ACTIVITY: When you copy the material below, keep every line exact and omit the pictures.
━━━ EXCERPTED RECORDS
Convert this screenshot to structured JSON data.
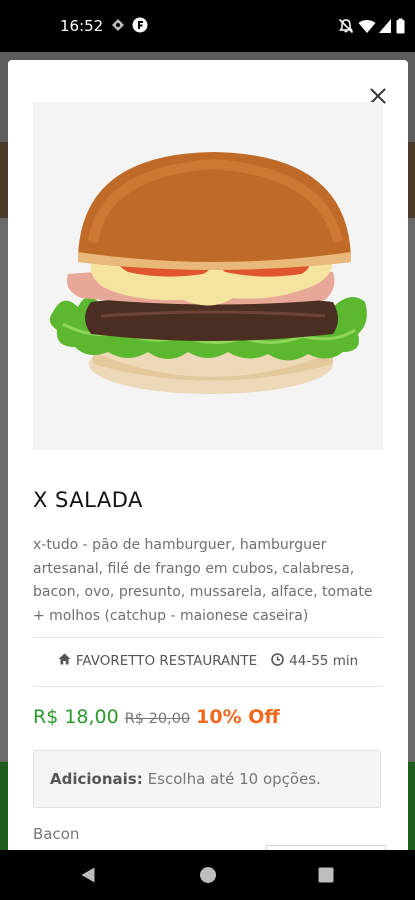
{
  "status_bar": {
    "time": "16:52",
    "icons": [
      "diamond-icon",
      "app-f-icon",
      "mute-icon",
      "wifi-icon",
      "signal-icon",
      "battery-icon"
    ]
  },
  "modal": {
    "close_icon": "close-icon",
    "product": {
      "image": "burger-photo",
      "title": "X SALADA",
      "description": "x-tudo - pão de hamburguer, hamburguer artesanal, filé de frango em cubos, calabresa, bacon, ovo, presunto, mussarela, alface, tomate + molhos (catchup - maionese caseira)",
      "restaurant": "FAVORETTO RESTAURANTE",
      "delivery_time": "44-55 min",
      "price": "R$ 18,00",
      "old_price": "R$ 20,00",
      "discount": "10% Off"
    },
    "addons": {
      "label": "Adicionais:",
      "hint": "Escolha até 10 opções.",
      "items": [
        "Bacon"
      ]
    }
  },
  "nav_bar": {
    "icons": [
      "back-icon",
      "home-icon",
      "recents-icon"
    ]
  },
  "colors": {
    "price": "#2e9a2e",
    "discount": "#ef6a1e",
    "background_overlay": "#6b6b6b"
  }
}
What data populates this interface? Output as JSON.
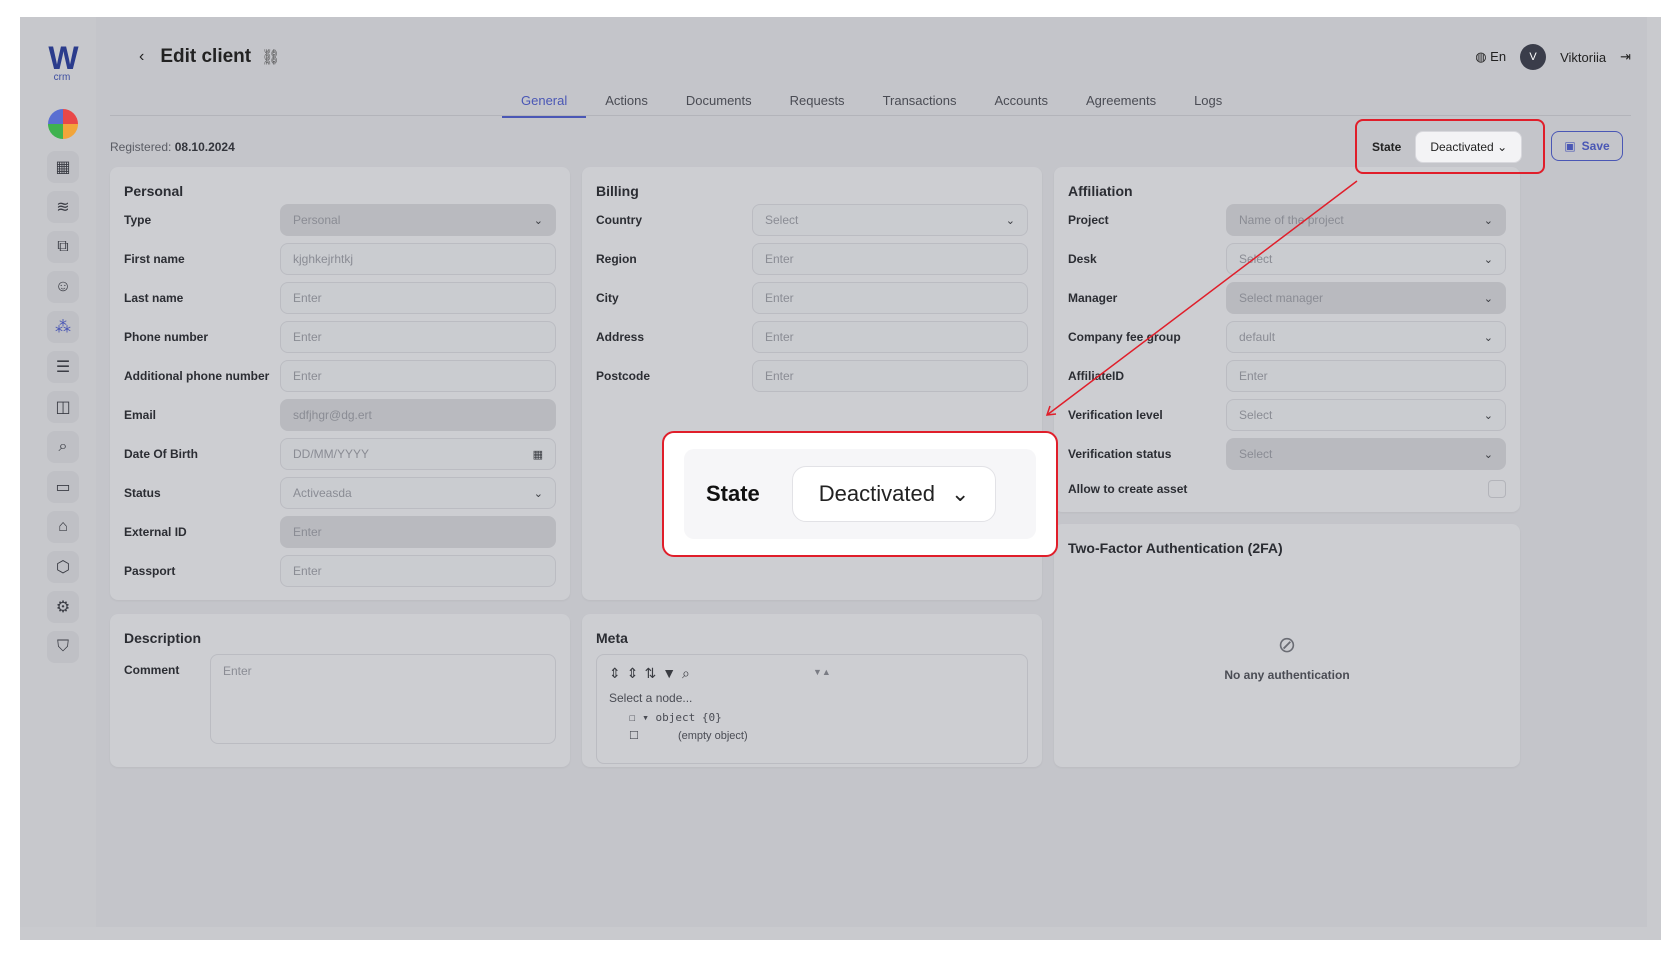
{
  "app": {
    "logo": "W",
    "logo_sub": "crm"
  },
  "header": {
    "back": "‹",
    "title": "Edit client",
    "language": "En",
    "user_initial": "V",
    "user_name": "Viktoriia"
  },
  "tabs": [
    "General",
    "Actions",
    "Documents",
    "Requests",
    "Transactions",
    "Accounts",
    "Agreements",
    "Logs"
  ],
  "registered": {
    "label": "Registered:",
    "value": "08.10.2024"
  },
  "state": {
    "label": "State",
    "value": "Deactivated"
  },
  "save_label": "Save",
  "personal": {
    "title": "Personal",
    "rows": [
      {
        "label": "Type",
        "value": "Personal"
      },
      {
        "label": "First name",
        "value": "kjghkejrhtkj"
      },
      {
        "label": "Last name",
        "value": "Enter"
      },
      {
        "label": "Phone number",
        "value": "Enter"
      },
      {
        "label": "Additional phone number",
        "value": "Enter"
      },
      {
        "label": "Email",
        "value": "sdfjhgr@dg.ert"
      },
      {
        "label": "Date Of Birth",
        "value": "DD/MM/YYYY"
      },
      {
        "label": "Status",
        "value": "Activeasda"
      },
      {
        "label": "External ID",
        "value": "Enter"
      },
      {
        "label": "Passport",
        "value": "Enter"
      }
    ]
  },
  "billing": {
    "title": "Billing",
    "rows": [
      {
        "label": "Country",
        "value": "Select"
      },
      {
        "label": "Region",
        "value": "Enter"
      },
      {
        "label": "City",
        "value": "Enter"
      },
      {
        "label": "Address",
        "value": "Enter"
      },
      {
        "label": "Postcode",
        "value": "Enter"
      }
    ]
  },
  "affiliation": {
    "title": "Affiliation",
    "rows": [
      {
        "label": "Project",
        "value": "Name of the project"
      },
      {
        "label": "Desk",
        "value": "Select"
      },
      {
        "label": "Manager",
        "value": "Select manager"
      },
      {
        "label": "Company fee group",
        "value": "default"
      },
      {
        "label": "AffiliateID",
        "value": "Enter"
      },
      {
        "label": "Verification level",
        "value": "Select"
      },
      {
        "label": "Verification status",
        "value": "Select"
      }
    ],
    "allow_asset": "Allow to create asset"
  },
  "twofa": {
    "title": "Two-Factor Authentication (2FA)",
    "empty": "No any authentication"
  },
  "description": {
    "title": "Description",
    "comment_label": "Comment",
    "comment_placeholder": "Enter"
  },
  "meta": {
    "title": "Meta",
    "select_node": "Select a node...",
    "object_label": "object {0}",
    "empty_object": "(empty object)"
  },
  "colors": {
    "accent": "#4a57b5",
    "highlight": "#e01e2a"
  }
}
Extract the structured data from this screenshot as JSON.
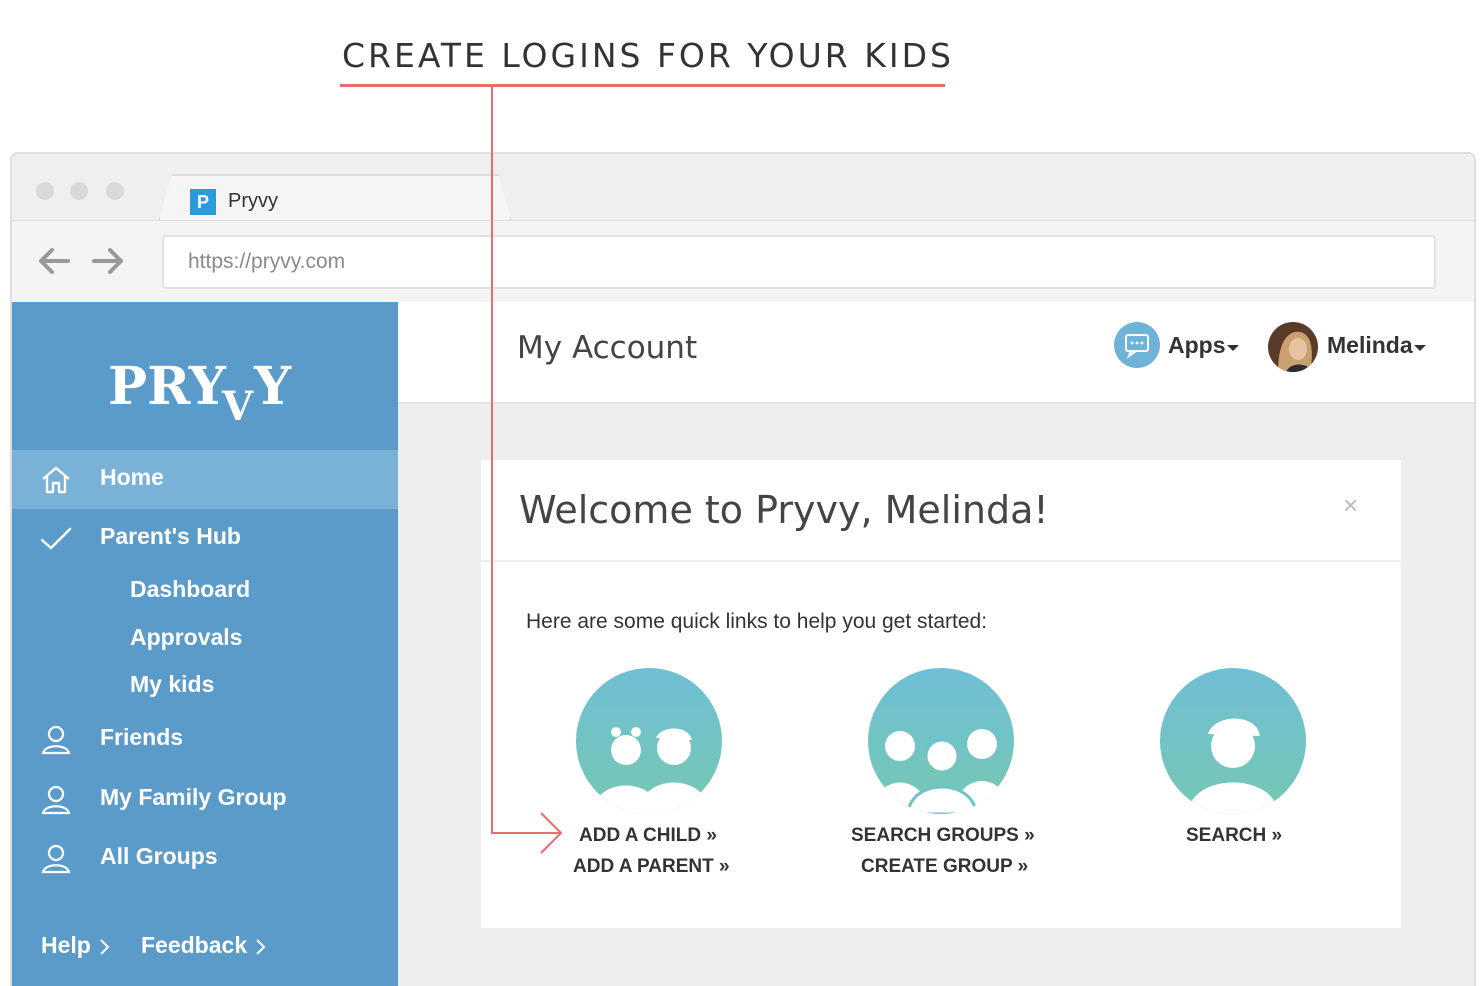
{
  "callout": {
    "text": "CREATE LOGINS FOR YOUR KIDS"
  },
  "browser": {
    "tab_favicon": "P",
    "tab_title": "Pryvy",
    "url": "https://pryvy.com",
    "icons": [
      "back-arrow-icon",
      "forward-arrow-icon"
    ]
  },
  "sidebar": {
    "logo": "PRYVY",
    "items": [
      {
        "label": "Home",
        "icon": "house-icon",
        "active": true
      },
      {
        "label": "Parent's Hub",
        "icon": "checkmark-icon"
      },
      {
        "label": "Friends",
        "icon": "person-icon"
      },
      {
        "label": "My Family Group",
        "icon": "person-icon"
      },
      {
        "label": "All Groups",
        "icon": "person-icon"
      }
    ],
    "sub_items": [
      "Dashboard",
      "Approvals",
      "My kids"
    ],
    "footer": [
      {
        "label": "Help",
        "icon": "chevron-right-icon"
      },
      {
        "label": "Feedback",
        "icon": "chevron-right-icon"
      }
    ]
  },
  "header": {
    "title": "My Account",
    "apps_label": "Apps",
    "apps_icon": "chat-bubble-icon",
    "user_name": "Melinda"
  },
  "welcome": {
    "title": "Welcome to Pryvy, Melinda!",
    "close": "×",
    "subtitle": "Here are some quick links to help you get started:",
    "groups": [
      {
        "icon": "children-icon",
        "links": [
          "ADD A CHILD »",
          "ADD A PARENT »"
        ]
      },
      {
        "icon": "group-icon",
        "links": [
          "SEARCH GROUPS »",
          "CREATE GROUP »"
        ]
      },
      {
        "icon": "single-person-icon",
        "links": [
          "SEARCH »"
        ]
      }
    ]
  },
  "colors": {
    "sidebar": "#5b9bc9",
    "sidebar_active": "#7ab1d6",
    "accent_red": "#ec6b6e",
    "teal_gradient": [
      "#6fbfd6",
      "#76c8b2"
    ]
  }
}
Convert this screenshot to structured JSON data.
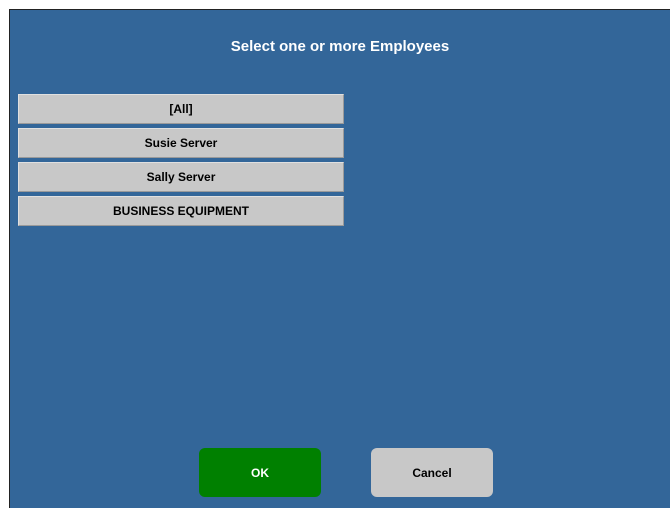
{
  "dialog": {
    "title": "Select one or more Employees"
  },
  "employees": [
    {
      "label": "[All]"
    },
    {
      "label": "Susie Server"
    },
    {
      "label": "Sally Server"
    },
    {
      "label": "BUSINESS EQUIPMENT"
    }
  ],
  "buttons": {
    "ok_label": "OK",
    "cancel_label": "Cancel"
  },
  "colors": {
    "background": "#336699",
    "list_item": "#c8c8c8",
    "ok_button": "#008000",
    "cancel_button": "#c8c8c8"
  }
}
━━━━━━
RESPONSE FOR THIS EXERCISE:
Convert this screenshot to structured JSON data.
{
  "status_bar": {
    "time": "16:52",
    "icons": [
      "diamond-icon",
      "app-f-icon",
      "mute-icon",
      "wifi-icon",
      "signal-icon",
      "battery-icon"
    ]
  },
  "modal": {
    "close_icon": "close-icon",
    "product": {
      "image": "burger-photo",
      "title": "X SALADA",
      "description": "x-tudo - pão de hamburguer, hamburguer artesanal, filé de frango em cubos, calabresa, bacon, ovo, presunto, mussarela, alface, tomate + molhos (catchup - maionese caseira)",
      "restaurant": "FAVORETTO RESTAURANTE",
      "delivery_time": "44-55 min",
      "price": "R$ 18,00",
      "old_price": "R$ 20,00",
      "discount": "10% Off"
    },
    "addons": {
      "label": "Adicionais:",
      "hint": "Escolha até 10 opções.",
      "items": [
        "Bacon"
      ]
    }
  },
  "nav_bar": {
    "icons": [
      "back-icon",
      "home-icon",
      "recents-icon"
    ]
  },
  "colors": {
    "price": "#2e9a2e",
    "discount": "#ef6a1e",
    "background_overlay": "#6b6b6b"
  }
}
What data populates this interface? Output as JSON.
{
  "app": {
    "logo": "W",
    "logo_sub": "crm"
  },
  "header": {
    "back": "‹",
    "title": "Edit client",
    "language": "En",
    "user_initial": "V",
    "user_name": "Viktoriia"
  },
  "tabs": [
    "General",
    "Actions",
    "Documents",
    "Requests",
    "Transactions",
    "Accounts",
    "Agreements",
    "Logs"
  ],
  "registered": {
    "label": "Registered:",
    "value": "08.10.2024"
  },
  "state": {
    "label": "State",
    "value": "Deactivated"
  },
  "save_label": "Save",
  "personal": {
    "title": "Personal",
    "rows": [
      {
        "label": "Type",
        "value": "Personal"
      },
      {
        "label": "First name",
        "value": "kjghkejrhtkj"
      },
      {
        "label": "Last name",
        "value": "Enter"
      },
      {
        "label": "Phone number",
        "value": "Enter"
      },
      {
        "label": "Additional phone number",
        "value": "Enter"
      },
      {
        "label": "Email",
        "value": "sdfjhgr@dg.ert"
      },
      {
        "label": "Date Of Birth",
        "value": "DD/MM/YYYY"
      },
      {
        "label": "Status",
        "value": "Activeasda"
      },
      {
        "label": "External ID",
        "value": "Enter"
      },
      {
        "label": "Passport",
        "value": "Enter"
      }
    ]
  },
  "billing": {
    "title": "Billing",
    "rows": [
      {
        "label": "Country",
        "value": "Select"
      },
      {
        "label": "Region",
        "value": "Enter"
      },
      {
        "label": "City",
        "value": "Enter"
      },
      {
        "label": "Address",
        "value": "Enter"
      },
      {
        "label": "Postcode",
        "value": "Enter"
      }
    ]
  },
  "affiliation": {
    "title": "Affiliation",
    "rows": [
      {
        "label": "Project",
        "value": "Name of the project"
      },
      {
        "label": "Desk",
        "value": "Select"
      },
      {
        "label": "Manager",
        "value": "Select manager"
      },
      {
        "label": "Company fee group",
        "value": "default"
      },
      {
        "label": "AffiliateID",
        "value": "Enter"
      },
      {
        "label": "Verification level",
        "value": "Select"
      },
      {
        "label": "Verification status",
        "value": "Select"
      }
    ],
    "allow_asset": "Allow to create asset"
  },
  "twofa": {
    "title": "Two-Factor Authentication (2FA)",
    "empty": "No any authentication"
  },
  "description": {
    "title": "Description",
    "comment_label": "Comment",
    "comment_placeholder": "Enter"
  },
  "meta": {
    "title": "Meta",
    "select_node": "Select a node...",
    "object_label": "object {0}",
    "empty_object": "(empty object)"
  },
  "colors": {
    "accent": "#4a57b5",
    "highlight": "#e01e2a"
  }
}
Extract the structured data from this screenshot as JSON.
{
  "callout": {
    "text": "CREATE LOGINS FOR YOUR KIDS"
  },
  "browser": {
    "tab_favicon": "P",
    "tab_title": "Pryvy",
    "url": "https://pryvy.com",
    "icons": [
      "back-arrow-icon",
      "forward-arrow-icon"
    ]
  },
  "sidebar": {
    "logo": "PRYVY",
    "items": [
      {
        "label": "Home",
        "icon": "house-icon",
        "active": true
      },
      {
        "label": "Parent's Hub",
        "icon": "checkmark-icon"
      },
      {
        "label": "Friends",
        "icon": "person-icon"
      },
      {
        "label": "My Family Group",
        "icon": "person-icon"
      },
      {
        "label": "All Groups",
        "icon": "person-icon"
      }
    ],
    "sub_items": [
      "Dashboard",
      "Approvals",
      "My kids"
    ],
    "footer": [
      {
        "label": "Help",
        "icon": "chevron-right-icon"
      },
      {
        "label": "Feedback",
        "icon": "chevron-right-icon"
      }
    ]
  },
  "header": {
    "title": "My Account",
    "apps_label": "Apps",
    "apps_icon": "chat-bubble-icon",
    "user_name": "Melinda"
  },
  "welcome": {
    "title": "Welcome to Pryvy, Melinda!",
    "close": "×",
    "subtitle": "Here are some quick links to help you get started:",
    "groups": [
      {
        "icon": "children-icon",
        "links": [
          "ADD A CHILD »",
          "ADD A PARENT »"
        ]
      },
      {
        "icon": "group-icon",
        "links": [
          "SEARCH GROUPS »",
          "CREATE GROUP »"
        ]
      },
      {
        "icon": "single-person-icon",
        "links": [
          "SEARCH »"
        ]
      }
    ]
  },
  "colors": {
    "sidebar": "#5b9bc9",
    "sidebar_active": "#7ab1d6",
    "accent_red": "#ec6b6e",
    "teal_gradient": [
      "#6fbfd6",
      "#76c8b2"
    ]
  }
}
Convert this screenshot to structured JSON data.
{
  "dialog": {
    "title": "Select one or more Employees"
  },
  "employees": [
    {
      "label": "[All]"
    },
    {
      "label": "Susie Server"
    },
    {
      "label": "Sally Server"
    },
    {
      "label": "BUSINESS EQUIPMENT"
    }
  ],
  "buttons": {
    "ok_label": "OK",
    "cancel_label": "Cancel"
  },
  "colors": {
    "background": "#336699",
    "list_item": "#c8c8c8",
    "ok_button": "#008000",
    "cancel_button": "#c8c8c8"
  }
}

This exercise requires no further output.